§ **Exercise**: Where a line in the listing contains the string "정보화사업", copy that line out.

§ **Data**:
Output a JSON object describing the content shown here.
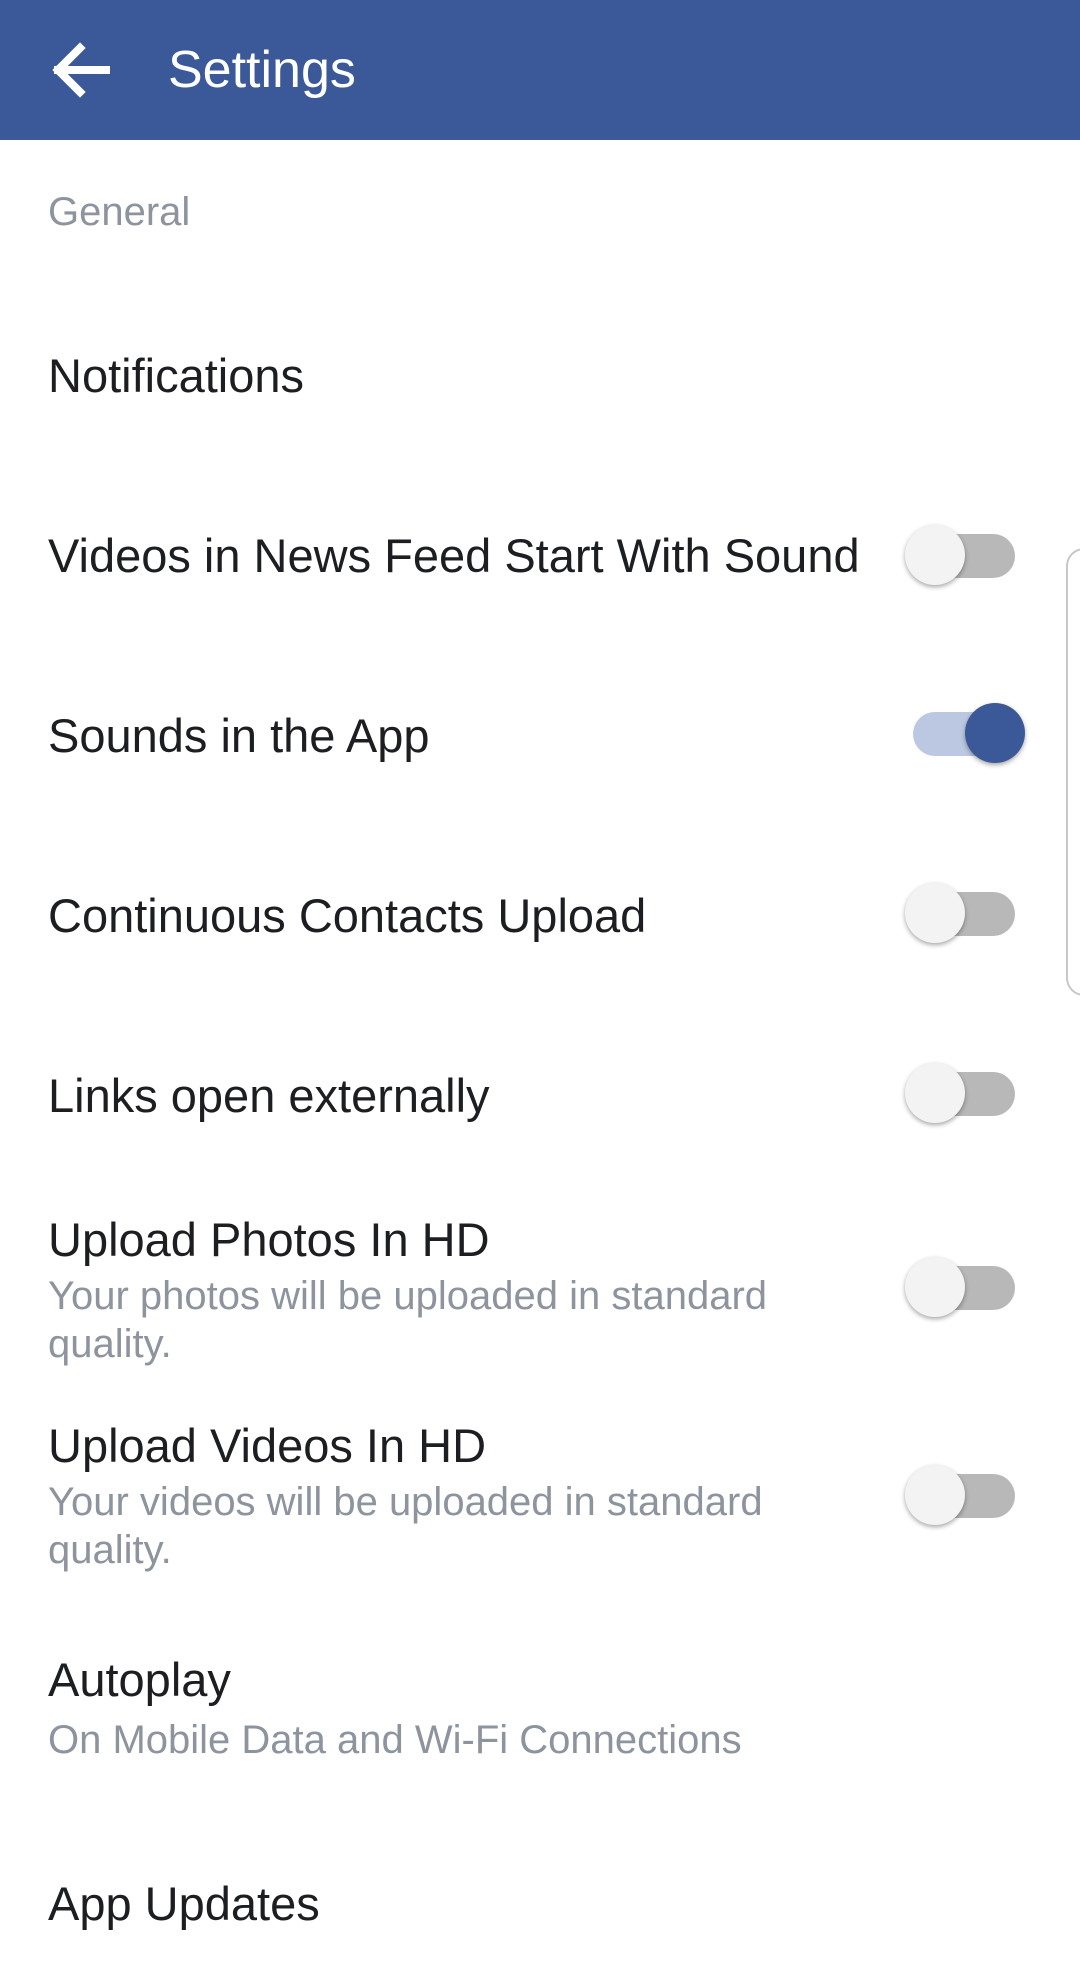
{
  "app_bar": {
    "title": "Settings",
    "back_icon": "arrow-back-icon",
    "background": "#3b5998"
  },
  "section_header": "General",
  "items": [
    {
      "label": "Notifications",
      "subtitle": "",
      "toggle": null
    },
    {
      "label": "Videos in News Feed Start With Sound",
      "subtitle": "",
      "toggle": false
    },
    {
      "label": "Sounds in the App",
      "subtitle": "",
      "toggle": true
    },
    {
      "label": "Continuous Contacts Upload",
      "subtitle": "",
      "toggle": false
    },
    {
      "label": "Links open externally",
      "subtitle": "",
      "toggle": false
    },
    {
      "label": "Upload Photos In HD",
      "subtitle": "Your photos will be uploaded in standard quality.",
      "toggle": false
    },
    {
      "label": "Upload Videos In HD",
      "subtitle": "Your videos will be uploaded in standard quality.",
      "toggle": false
    },
    {
      "label": "Autoplay",
      "subtitle": "On Mobile Data and Wi-Fi Connections",
      "toggle": null
    },
    {
      "label": "App Updates",
      "subtitle": "",
      "toggle": null
    }
  ],
  "colors": {
    "accent": "#3b5998",
    "text_primary": "#1c1e21",
    "text_secondary": "#8d949e"
  }
}
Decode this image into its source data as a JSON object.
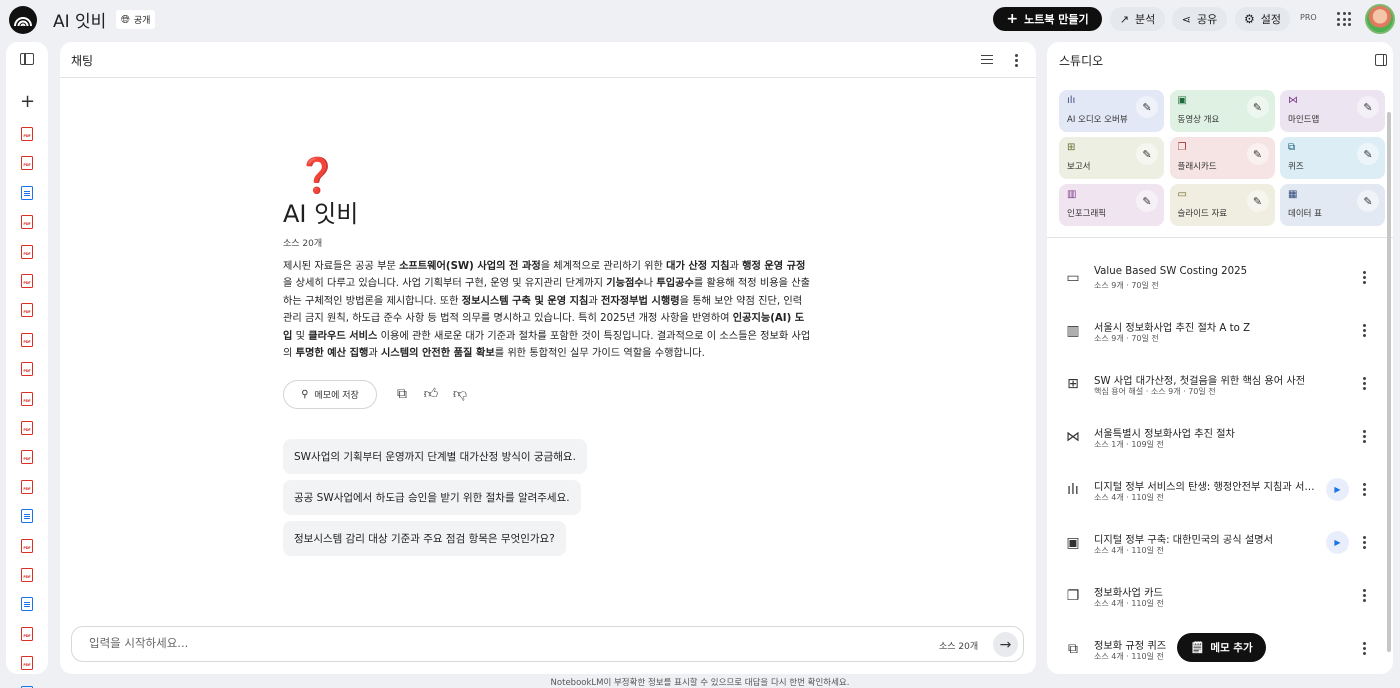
{
  "app": {
    "notebook_title": "AI 잇비",
    "share_pill": "공개",
    "create_button": "노트북 만들기",
    "analytics_button": "분석",
    "share_button": "공유",
    "settings_button": "설정",
    "pro_badge": "PRO"
  },
  "sources": {
    "icons": [
      "pdf",
      "pdf",
      "doc",
      "pdf",
      "pdf",
      "pdf",
      "pdf",
      "pdf",
      "pdf",
      "pdf",
      "pdf",
      "pdf",
      "pdf",
      "doc",
      "pdf",
      "pdf",
      "doc",
      "pdf",
      "pdf",
      "doc"
    ],
    "pdf_tag": "PDF"
  },
  "chat": {
    "header": "채팅",
    "emoji": "❓",
    "title": "AI 잇비",
    "source_count": "소스 20개",
    "summary_parts": [
      {
        "t": "제시된 자료들은 공공 부문 ",
        "b": false
      },
      {
        "t": "소프트웨어(SW) 사업의 전 과정",
        "b": true
      },
      {
        "t": "을 체계적으로 관리하기 위한 ",
        "b": false
      },
      {
        "t": "대가 산정 지침",
        "b": true
      },
      {
        "t": "과 ",
        "b": false
      },
      {
        "t": "행정 운영 규정",
        "b": true
      },
      {
        "t": "을 상세히 다루고 있습니다. 사업 기획부터 구현, 운영 및 유지관리 단계까지 ",
        "b": false
      },
      {
        "t": "기능점수",
        "b": true
      },
      {
        "t": "나 ",
        "b": false
      },
      {
        "t": "투입공수",
        "b": true
      },
      {
        "t": "를 활용해 적정 비용을 산출하는 구체적인 방법론을 제시합니다. 또한 ",
        "b": false
      },
      {
        "t": "정보시스템 구축 및 운영 지침",
        "b": true
      },
      {
        "t": "과 ",
        "b": false
      },
      {
        "t": "전자정부법 시행령",
        "b": true
      },
      {
        "t": "을 통해 보안 약점 진단, 인력 관리 금지 원칙, 하도급 준수 사항 등 법적 의무를 명시하고 있습니다. 특히 2025년 개정 사항을 반영하여 ",
        "b": false
      },
      {
        "t": "인공지능(AI) 도입",
        "b": true
      },
      {
        "t": " 및 ",
        "b": false
      },
      {
        "t": "클라우드 서비스",
        "b": true
      },
      {
        "t": " 이용에 관한 새로운 대가 기준과 절차를 포함한 것이 특징입니다. 결과적으로 이 소스들은 정보화 사업의 ",
        "b": false
      },
      {
        "t": "투명한 예산 집행",
        "b": true
      },
      {
        "t": "과 ",
        "b": false
      },
      {
        "t": "시스템의 안전한 품질 확보",
        "b": true
      },
      {
        "t": "를 위한 통합적인 실무 가이드 역할을 수행합니다.",
        "b": false
      }
    ],
    "save_memo": "메모에 저장",
    "suggestions": [
      "SW사업의 기획부터 운영까지 단계별 대가산정 방식이 궁금해요.",
      "공공 SW사업에서 하도급 승인을 받기 위한 절차를 알려주세요.",
      "정보시스템 감리 대상 기준과 주요 점검 항목은 무엇인가요?"
    ],
    "input_placeholder": "입력을 시작하세요...",
    "input_value": "",
    "input_source_count": "소스 20개"
  },
  "disclaimer": "NotebookLM이 부정확한 정보를 표시할 수 있으므로 대답을 다시 한번 확인하세요.",
  "studio": {
    "header": "스튜디오",
    "tiles": [
      {
        "label": "AI 오디오 오버뷰",
        "icon": "audio-icon",
        "bg": "#e3e8f6",
        "fg": "#3c4b7c"
      },
      {
        "label": "동영상 개요",
        "icon": "video-icon",
        "bg": "#dff1e3",
        "fg": "#1e6b37"
      },
      {
        "label": "마인드맵",
        "icon": "mindmap-icon",
        "bg": "#ece4f0",
        "fg": "#7a3b8c"
      },
      {
        "label": "보고서",
        "icon": "report-icon",
        "bg": "#ecefe2",
        "fg": "#5b6b2a"
      },
      {
        "label": "플래시카드",
        "icon": "flashcard-icon",
        "bg": "#f6e4e4",
        "fg": "#a33636"
      },
      {
        "label": "퀴즈",
        "icon": "quiz-icon",
        "bg": "#dcedf5",
        "fg": "#1a5f80"
      },
      {
        "label": "인포그래픽",
        "icon": "infographic-icon",
        "bg": "#efe4f0",
        "fg": "#7c3a86"
      },
      {
        "label": "슬라이드 자료",
        "icon": "slides-icon",
        "bg": "#efeee0",
        "fg": "#6b6320"
      },
      {
        "label": "데이터 표",
        "icon": "table-icon",
        "bg": "#e3e9f3",
        "fg": "#2f4a7a"
      }
    ],
    "notes": [
      {
        "title": "Value Based SW Costing 2025",
        "sub": "소스 9개 · 70일 전",
        "icon": "slides-icon",
        "glyph": "▭",
        "play": false
      },
      {
        "title": "서울시 정보화사업 추진 절차 A to Z",
        "sub": "소스 9개 · 70일 전",
        "icon": "infographic-icon",
        "glyph": "▥",
        "play": false
      },
      {
        "title": "SW 사업 대가산정, 첫걸음을 위한 핵심 용어 사전",
        "sub": "핵심 용어 해설 · 소스 9개 · 70일 전",
        "icon": "report-icon",
        "glyph": "⊞",
        "play": false
      },
      {
        "title": "서울특별시 정보화사업 추진 절차",
        "sub": "소스 1개 · 109일 전",
        "icon": "mindmap-icon",
        "glyph": "⋈",
        "play": false
      },
      {
        "title": "디지털 정부 서비스의 탄생: 행정안전부 지침과 서울시 추진 절차",
        "sub": "소스 4개 · 110일 전",
        "icon": "audio-icon",
        "glyph": "ılı",
        "play": true
      },
      {
        "title": "디지털 정부 구축: 대한민국의 공식 설명서",
        "sub": "소스 4개 · 110일 전",
        "icon": "video-icon",
        "glyph": "▣",
        "play": true
      },
      {
        "title": "정보화사업 카드",
        "sub": "소스 4개 · 110일 전",
        "icon": "flashcard-icon",
        "glyph": "❐",
        "play": false
      },
      {
        "title": "정보화 규정 퀴즈",
        "sub": "소스 4개 · 110일 전",
        "icon": "quiz-icon",
        "glyph": "⧉",
        "play": false
      }
    ],
    "add_memo": "메모 추가"
  }
}
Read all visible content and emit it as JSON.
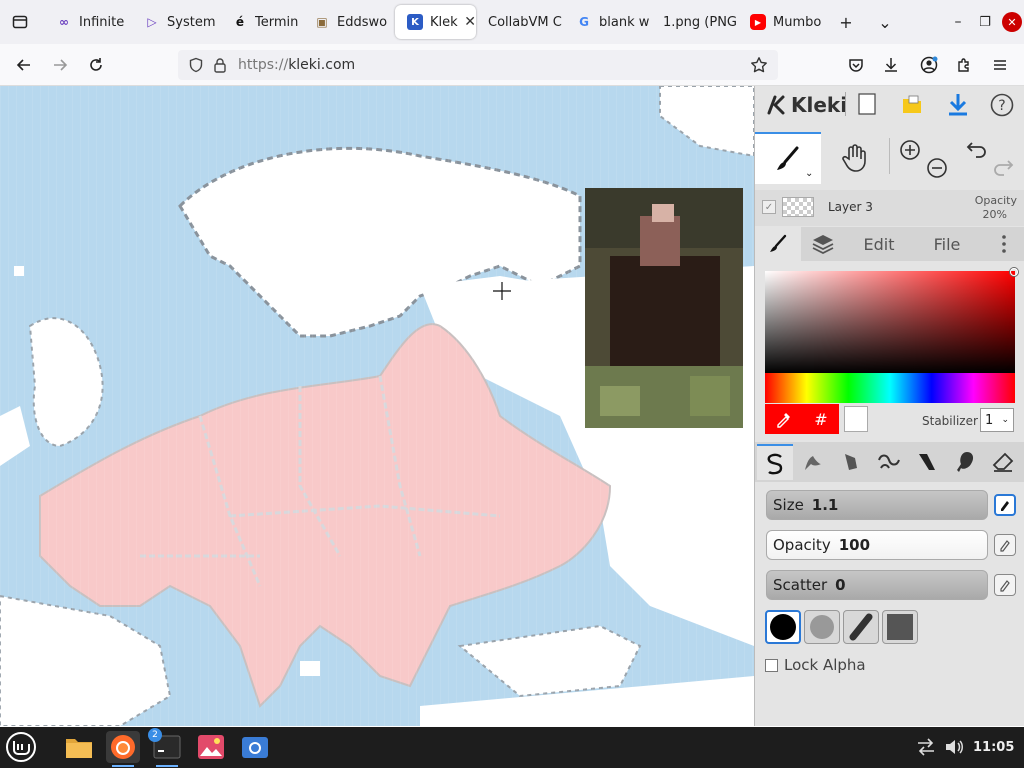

§ **Written solution**:
        "title": "서울시 정보화사업 추진 절차 A to Z",
        "title": "서울특별시 정보화사업 추진 절차",
        "title": "정보화사업 카드",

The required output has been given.